Breath of difference this Valentine’s


Say it with flowers: Lau and Seah putting the final touches to their bouquets at their shop in Jalan Burma, George Town.

Say it with flowers: Lau and Seah putting the final touches to their bouquets at their shop in Jalan Burma, George Town.

GEORGE TOWN: Baby’s breath and hydrangeas are now in demand as the flowers to give during Valentine’s Day.

The blooms that are sprayed with special preservatives right after they are harvested are slowly gaining popularity among couples who want to celebrate the day.

Dried flowers, especially baby’s breath and hydrangeas, are more abundant in the market since they can last longer, said Eden Floral and Gift Centre co-owner Lau Yok Wan, 56.

For the dried baby’s breath, a small bouquet of the same colour costs RM180, while for the hydrangeas, the cost is from RM200 per colour per bunch.

“As both species are very delicate and fragile, they cannot last long in the hot weather here in Malaysia.

“Hydrangeas typically start withering within a few hours under the sweltering heat and baby’s breath die off rather quickly, usually within five days.

“Even with proper care and handling, the lifespan of these blooms cannot be lengthened much,” she said at her shop in Jalan Burma here.

However, with new technology available, these flowers can now be kept for up to five years since they are now preserved soon after they bloom.

“Our baby’s breath and hydrangeas are imported from Holland.
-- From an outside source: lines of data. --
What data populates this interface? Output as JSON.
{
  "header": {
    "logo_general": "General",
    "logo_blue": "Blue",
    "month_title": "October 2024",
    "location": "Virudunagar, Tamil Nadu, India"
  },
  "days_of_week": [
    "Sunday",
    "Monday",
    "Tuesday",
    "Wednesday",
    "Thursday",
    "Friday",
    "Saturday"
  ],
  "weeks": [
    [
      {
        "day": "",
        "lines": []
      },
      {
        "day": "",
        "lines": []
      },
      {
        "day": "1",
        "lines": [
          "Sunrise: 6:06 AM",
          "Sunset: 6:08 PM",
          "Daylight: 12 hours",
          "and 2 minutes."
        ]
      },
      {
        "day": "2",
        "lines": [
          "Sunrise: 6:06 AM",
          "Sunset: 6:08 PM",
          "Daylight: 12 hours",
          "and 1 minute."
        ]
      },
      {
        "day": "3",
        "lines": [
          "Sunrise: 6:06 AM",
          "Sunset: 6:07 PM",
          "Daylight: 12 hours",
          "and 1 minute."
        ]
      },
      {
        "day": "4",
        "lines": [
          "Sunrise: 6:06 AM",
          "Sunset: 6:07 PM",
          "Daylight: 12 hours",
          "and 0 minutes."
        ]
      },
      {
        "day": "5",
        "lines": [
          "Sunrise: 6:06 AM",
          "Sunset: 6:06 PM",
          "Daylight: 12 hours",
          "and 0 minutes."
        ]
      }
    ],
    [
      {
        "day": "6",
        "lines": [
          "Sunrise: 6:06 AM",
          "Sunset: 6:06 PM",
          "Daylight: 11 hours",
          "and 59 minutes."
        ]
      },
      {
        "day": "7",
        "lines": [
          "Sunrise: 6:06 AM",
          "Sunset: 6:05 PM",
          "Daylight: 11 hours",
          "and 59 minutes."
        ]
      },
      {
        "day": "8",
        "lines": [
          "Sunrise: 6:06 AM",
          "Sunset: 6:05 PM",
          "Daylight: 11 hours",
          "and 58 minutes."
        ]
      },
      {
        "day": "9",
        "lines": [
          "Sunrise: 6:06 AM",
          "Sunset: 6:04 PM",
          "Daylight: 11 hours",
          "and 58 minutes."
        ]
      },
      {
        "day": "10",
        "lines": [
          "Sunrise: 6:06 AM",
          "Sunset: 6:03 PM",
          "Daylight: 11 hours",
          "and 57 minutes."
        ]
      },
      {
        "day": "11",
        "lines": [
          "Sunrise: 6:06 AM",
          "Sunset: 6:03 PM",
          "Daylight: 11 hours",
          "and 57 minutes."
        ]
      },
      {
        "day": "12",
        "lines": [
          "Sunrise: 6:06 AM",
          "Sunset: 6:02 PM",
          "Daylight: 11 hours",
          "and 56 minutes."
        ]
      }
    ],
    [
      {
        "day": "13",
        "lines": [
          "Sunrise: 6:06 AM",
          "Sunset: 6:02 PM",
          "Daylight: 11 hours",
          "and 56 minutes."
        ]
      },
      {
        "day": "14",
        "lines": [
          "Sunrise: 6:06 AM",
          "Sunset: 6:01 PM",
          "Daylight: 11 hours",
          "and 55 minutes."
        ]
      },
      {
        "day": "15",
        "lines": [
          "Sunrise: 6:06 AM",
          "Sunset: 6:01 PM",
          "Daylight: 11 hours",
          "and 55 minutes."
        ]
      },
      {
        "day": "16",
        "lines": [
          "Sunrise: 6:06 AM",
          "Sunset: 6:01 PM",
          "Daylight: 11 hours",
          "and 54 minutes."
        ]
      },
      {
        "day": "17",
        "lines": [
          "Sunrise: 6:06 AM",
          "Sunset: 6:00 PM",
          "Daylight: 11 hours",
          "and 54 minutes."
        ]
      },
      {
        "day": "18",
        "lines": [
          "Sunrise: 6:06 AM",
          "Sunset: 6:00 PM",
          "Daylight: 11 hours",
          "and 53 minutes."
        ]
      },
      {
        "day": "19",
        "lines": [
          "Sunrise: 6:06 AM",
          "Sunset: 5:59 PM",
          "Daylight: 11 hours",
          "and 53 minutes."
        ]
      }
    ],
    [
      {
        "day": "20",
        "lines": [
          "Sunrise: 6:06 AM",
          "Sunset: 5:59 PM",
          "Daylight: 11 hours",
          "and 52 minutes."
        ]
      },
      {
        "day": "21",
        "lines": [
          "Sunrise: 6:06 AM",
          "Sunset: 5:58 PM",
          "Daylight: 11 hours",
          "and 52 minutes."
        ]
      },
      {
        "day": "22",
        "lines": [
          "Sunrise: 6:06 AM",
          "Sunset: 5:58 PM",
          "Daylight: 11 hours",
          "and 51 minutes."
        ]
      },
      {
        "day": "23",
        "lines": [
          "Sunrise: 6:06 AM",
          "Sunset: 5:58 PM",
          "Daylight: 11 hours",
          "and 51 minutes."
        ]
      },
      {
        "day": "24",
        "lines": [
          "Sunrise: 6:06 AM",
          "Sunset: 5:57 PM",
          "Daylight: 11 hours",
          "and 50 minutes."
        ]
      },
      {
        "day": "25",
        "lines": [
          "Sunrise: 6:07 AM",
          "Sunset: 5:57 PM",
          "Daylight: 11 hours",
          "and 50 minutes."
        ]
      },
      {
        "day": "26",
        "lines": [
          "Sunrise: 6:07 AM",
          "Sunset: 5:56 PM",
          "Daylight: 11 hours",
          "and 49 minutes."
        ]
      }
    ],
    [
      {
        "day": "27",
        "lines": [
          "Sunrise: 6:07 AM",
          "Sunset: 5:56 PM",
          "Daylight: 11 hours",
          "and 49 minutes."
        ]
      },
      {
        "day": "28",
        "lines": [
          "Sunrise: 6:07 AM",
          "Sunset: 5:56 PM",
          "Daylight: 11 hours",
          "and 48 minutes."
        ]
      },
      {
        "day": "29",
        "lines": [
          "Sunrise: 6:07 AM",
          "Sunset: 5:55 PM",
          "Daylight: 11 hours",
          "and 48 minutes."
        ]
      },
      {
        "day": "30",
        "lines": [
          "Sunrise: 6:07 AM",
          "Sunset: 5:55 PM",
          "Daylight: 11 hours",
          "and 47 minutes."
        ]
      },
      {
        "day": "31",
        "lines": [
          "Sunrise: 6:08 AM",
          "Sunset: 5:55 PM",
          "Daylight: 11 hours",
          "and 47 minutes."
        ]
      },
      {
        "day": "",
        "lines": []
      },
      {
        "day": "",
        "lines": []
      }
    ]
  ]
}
They are sprayed with preservatives right after they are harvested.

“This is done to ensure the flowers retain their appearance.

“Some are also sprayed with artificial colours to enhance their look.

“We even have them in unique colours like black and orange,” Lau said.

Seah Chin Eng, 53, who owns the business, said while the two flowers are popular this year, the classic red roses are still in demand.

Seah said the roses cost between RM200 and RM500 depending on the size of the bouquets.

On dining, Choong Han Shi, the general manager at Markus Restaurant in Cantonment Road, said couples generally prefer the Western dining setting.

“Some also celebrate a day in advance as most places will be packed on the day itself,” he said.

Valentines Day , dining